The kitchen is in a separate building next to the main house. In those days, kitchens were typically built as a separate unit in case of fires, which threatened the main houses. Here, the kitchen has a dining room, three pantries, a bath, and two upstairs bedrooms. The family lived in this building until the main house was completed, and at one time there was a covered walkway between the two buildings.  Here we see the kitchen on the left in this photograph:

As we walk into the house, the foyer welcomes us:

The Baker House has on its main floor, the foyer, a parlor, living room, and library. Folding glass doors separate the rooms:

The single fireplace in the living room is the only source of heat, even to this day:

To help move heat to the other rooms, small ducts carried the heat throughout the house. In the months when the fireplace isn’t used, these ducts are covered with the original decorative caps:

Walking upstairs on narrow risers and holding onto a thick, hand carved railing, we saw the stained glass window on the landing. Although most of the glass is original, some needed to be replaced over the years. The stained glass colors represent the four seasons: green for spring, amber for summer, red for autumn, and violet for winter. The clear and blue glass are the replacement glass, since some of the original colors were no longer available at restoration:

Once upstairs, we found four bedrooms, and a bath that was added in 1926, and updated in the 1950s with paneling. As part of the renovation, the bath will be restored to its original 1920s style.

There is an open attic, not available for tours. (All the more I want to see it!) At one time there was a ladder in the attic that took you up to the cupola, which at some point was removed.

The windows were installed with the idea of cross breezes and air movement to help keep the house cool.  As the house is being restored, workers and volunteers are discovering some things that were hidden for years, such as the red painted window sashes.

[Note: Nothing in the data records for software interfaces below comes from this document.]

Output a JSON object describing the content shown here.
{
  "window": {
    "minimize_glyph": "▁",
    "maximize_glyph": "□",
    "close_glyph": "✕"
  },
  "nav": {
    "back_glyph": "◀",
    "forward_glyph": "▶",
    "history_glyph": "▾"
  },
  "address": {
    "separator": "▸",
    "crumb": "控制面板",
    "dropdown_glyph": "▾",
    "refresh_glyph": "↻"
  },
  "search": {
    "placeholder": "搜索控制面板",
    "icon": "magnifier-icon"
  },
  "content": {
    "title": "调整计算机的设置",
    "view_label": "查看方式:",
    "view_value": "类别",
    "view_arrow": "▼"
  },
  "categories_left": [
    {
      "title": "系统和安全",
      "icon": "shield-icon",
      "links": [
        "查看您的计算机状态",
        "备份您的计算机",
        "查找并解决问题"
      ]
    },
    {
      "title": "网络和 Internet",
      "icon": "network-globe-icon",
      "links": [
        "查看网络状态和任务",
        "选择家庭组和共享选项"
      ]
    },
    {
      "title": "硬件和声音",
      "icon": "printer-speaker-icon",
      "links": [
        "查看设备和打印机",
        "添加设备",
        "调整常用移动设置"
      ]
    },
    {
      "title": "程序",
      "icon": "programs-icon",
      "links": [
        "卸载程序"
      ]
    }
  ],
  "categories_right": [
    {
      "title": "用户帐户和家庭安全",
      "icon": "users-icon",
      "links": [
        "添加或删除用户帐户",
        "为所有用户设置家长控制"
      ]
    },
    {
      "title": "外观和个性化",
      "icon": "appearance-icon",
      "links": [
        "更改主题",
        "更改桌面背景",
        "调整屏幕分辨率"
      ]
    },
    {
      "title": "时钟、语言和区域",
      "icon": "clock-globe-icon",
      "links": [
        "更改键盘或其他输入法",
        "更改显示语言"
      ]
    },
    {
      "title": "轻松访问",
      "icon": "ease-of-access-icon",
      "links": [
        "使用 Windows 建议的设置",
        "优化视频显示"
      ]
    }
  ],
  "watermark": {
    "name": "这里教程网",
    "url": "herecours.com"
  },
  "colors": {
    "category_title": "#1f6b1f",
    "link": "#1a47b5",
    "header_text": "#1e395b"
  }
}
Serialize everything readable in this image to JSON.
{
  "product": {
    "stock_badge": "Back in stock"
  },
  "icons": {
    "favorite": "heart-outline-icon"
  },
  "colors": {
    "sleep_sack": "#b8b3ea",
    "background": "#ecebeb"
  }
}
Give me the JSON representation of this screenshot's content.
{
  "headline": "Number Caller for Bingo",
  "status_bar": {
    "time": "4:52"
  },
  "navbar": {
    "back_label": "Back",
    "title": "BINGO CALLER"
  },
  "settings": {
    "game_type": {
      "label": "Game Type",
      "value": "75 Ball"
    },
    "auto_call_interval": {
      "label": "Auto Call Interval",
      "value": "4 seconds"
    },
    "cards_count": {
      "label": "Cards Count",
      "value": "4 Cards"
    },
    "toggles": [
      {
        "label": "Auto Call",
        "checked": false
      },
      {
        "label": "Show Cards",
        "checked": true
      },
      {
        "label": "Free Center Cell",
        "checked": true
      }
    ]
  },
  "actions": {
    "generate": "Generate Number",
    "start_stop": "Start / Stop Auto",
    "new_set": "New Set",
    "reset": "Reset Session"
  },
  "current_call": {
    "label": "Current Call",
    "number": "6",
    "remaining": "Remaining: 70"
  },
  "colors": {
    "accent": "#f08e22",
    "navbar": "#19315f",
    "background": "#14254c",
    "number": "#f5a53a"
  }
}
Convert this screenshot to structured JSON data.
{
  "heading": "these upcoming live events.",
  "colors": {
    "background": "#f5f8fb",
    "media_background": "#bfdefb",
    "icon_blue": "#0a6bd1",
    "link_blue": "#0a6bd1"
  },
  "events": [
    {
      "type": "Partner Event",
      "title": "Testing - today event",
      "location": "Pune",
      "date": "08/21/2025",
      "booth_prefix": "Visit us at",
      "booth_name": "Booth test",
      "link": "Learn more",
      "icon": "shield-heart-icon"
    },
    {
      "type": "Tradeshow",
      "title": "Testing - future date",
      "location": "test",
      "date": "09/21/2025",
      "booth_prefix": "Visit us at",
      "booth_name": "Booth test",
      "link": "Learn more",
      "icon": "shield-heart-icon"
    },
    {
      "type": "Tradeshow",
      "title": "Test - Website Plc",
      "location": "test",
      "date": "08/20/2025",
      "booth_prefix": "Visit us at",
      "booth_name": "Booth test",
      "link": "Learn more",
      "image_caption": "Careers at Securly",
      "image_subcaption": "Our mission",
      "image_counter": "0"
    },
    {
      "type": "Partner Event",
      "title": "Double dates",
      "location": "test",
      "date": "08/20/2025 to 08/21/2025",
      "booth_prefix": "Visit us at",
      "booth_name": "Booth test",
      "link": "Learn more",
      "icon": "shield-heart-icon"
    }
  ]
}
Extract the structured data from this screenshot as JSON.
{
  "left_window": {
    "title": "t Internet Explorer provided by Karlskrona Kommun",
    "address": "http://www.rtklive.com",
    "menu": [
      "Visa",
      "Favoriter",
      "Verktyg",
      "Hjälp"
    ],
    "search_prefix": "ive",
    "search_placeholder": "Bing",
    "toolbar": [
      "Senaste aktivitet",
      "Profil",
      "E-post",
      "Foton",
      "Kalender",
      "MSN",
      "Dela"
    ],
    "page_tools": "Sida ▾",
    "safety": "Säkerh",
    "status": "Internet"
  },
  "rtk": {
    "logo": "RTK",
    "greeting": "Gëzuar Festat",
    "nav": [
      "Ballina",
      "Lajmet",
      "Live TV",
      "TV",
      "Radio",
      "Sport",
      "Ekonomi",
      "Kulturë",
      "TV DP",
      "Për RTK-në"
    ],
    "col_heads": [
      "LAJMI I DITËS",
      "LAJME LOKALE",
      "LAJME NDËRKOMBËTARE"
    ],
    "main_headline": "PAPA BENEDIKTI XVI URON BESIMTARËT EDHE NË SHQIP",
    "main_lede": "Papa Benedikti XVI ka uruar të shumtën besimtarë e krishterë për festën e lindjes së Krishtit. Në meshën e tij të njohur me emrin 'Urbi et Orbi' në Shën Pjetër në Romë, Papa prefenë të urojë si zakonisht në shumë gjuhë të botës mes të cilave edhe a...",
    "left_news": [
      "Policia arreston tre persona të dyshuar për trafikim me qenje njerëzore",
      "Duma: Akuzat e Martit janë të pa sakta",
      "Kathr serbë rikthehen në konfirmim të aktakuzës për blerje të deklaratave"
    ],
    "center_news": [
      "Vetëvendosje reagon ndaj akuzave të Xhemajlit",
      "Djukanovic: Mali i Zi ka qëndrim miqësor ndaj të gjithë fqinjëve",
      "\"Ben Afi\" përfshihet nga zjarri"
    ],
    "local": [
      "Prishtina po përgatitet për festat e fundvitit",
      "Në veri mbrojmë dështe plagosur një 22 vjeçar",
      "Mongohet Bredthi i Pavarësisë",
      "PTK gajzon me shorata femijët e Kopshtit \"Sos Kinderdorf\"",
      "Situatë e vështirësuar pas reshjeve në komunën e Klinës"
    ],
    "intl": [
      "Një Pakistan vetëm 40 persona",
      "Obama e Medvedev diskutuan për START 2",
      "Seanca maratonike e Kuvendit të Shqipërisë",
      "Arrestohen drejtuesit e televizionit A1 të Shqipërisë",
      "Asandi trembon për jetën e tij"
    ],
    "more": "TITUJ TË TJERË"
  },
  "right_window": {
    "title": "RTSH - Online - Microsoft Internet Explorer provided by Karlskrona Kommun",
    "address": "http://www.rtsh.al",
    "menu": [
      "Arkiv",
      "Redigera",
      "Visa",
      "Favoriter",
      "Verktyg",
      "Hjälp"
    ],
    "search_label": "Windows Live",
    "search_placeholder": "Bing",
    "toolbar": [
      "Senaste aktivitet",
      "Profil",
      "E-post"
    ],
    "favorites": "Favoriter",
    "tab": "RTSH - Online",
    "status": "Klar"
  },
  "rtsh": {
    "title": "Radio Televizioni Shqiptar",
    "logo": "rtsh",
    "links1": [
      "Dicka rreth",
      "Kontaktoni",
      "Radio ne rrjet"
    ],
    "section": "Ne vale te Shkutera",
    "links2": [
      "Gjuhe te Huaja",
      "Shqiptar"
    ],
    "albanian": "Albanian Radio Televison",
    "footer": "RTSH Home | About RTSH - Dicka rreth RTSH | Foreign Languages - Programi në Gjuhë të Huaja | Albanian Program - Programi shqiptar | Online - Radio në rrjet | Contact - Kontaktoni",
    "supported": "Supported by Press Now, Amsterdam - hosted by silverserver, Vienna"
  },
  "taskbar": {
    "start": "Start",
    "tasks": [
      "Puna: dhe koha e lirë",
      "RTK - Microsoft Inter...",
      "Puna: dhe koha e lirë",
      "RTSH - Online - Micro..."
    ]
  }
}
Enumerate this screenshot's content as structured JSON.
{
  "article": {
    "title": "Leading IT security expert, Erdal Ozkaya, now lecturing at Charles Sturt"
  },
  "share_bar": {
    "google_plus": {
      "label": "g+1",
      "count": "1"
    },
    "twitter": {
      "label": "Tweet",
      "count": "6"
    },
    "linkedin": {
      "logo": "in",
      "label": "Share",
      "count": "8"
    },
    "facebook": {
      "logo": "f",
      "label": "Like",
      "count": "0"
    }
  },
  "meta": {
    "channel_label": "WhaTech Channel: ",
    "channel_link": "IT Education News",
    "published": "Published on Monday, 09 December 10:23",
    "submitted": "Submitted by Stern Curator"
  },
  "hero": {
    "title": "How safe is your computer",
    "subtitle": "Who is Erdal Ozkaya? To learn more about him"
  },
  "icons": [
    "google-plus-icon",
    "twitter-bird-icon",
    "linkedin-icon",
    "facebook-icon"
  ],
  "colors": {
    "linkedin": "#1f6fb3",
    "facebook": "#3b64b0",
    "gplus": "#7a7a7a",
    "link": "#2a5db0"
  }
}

What you see now is the original red; red paint was inexpensive, and now I think it’s quite fashionable:

Some of the articles on display are original to the house, some are donations from kind-hearted people who want to help preserve history.  This brown and black dress was donated by a lady who wanted it kept and preserved, and not tossed in the Goodwill box because none of her relatives wanted it. Despite its age, this dress is in pristine condition:

A little girl’s white ruffled dress is displayed on a bedroom door:

A wedding dress hangs in a bedroom closet:I didn’t see any men’s period clothing on display.

The master bedroom has a huge closet.  See how the plaster needs a lot of work:

We were able to see a closet in one of the other bedrooms. That closet was about five feet wide and maybe 18 inches deep. There were only hooks on the back wall. I forgot to take a photograph.

There is a lot of plaster work still to be done:

We were lucky to meet a couple of Baker descendants that night: Mrs. Carolyn Baker Moore, a great-granddaughter of David H. Baker, and her daughter, Barbara. Carolyn was born upstairs in one of the bedrooms:

We spoke at length with Barbara and learned a few family stories about her grandmother and her cane – it was how she keep the kids in line. Those types of stories, we believe, are plentiful and worth writing down to keep the soul and historical feel with the house.

Six generations of the Baker family lived in this house. In 2012, the family donated the house and land to the Wildwood Area Historical Association, which is working on the restoration of the house.

During the year, there are events you can attend and participate in. Money is needed to help restore the house and preserve it.

Currently, there are tours during this 2017 Christmas Holiday season:

Baker House
6106 Co Rd 44A
Wildwood, FL 34785

December 3 — 6:00 p.m.
December 9, 10, 16, & 17 — 10:00 a.m.
December 19 — 6:00 p.m.
December 29 — 6:00 p.m.
December 30 — 10:00 a.m.

Tickets are $10.00 per person, no reservations are needed, and proceeds benefit The Baker House’s restoration. They also could use some volunteer help.

More information can be found at:  The Baker House Project

There is so much more to this story, and needs to be written.  I’m thinking— 

©Susan Marie Molloy and all works within.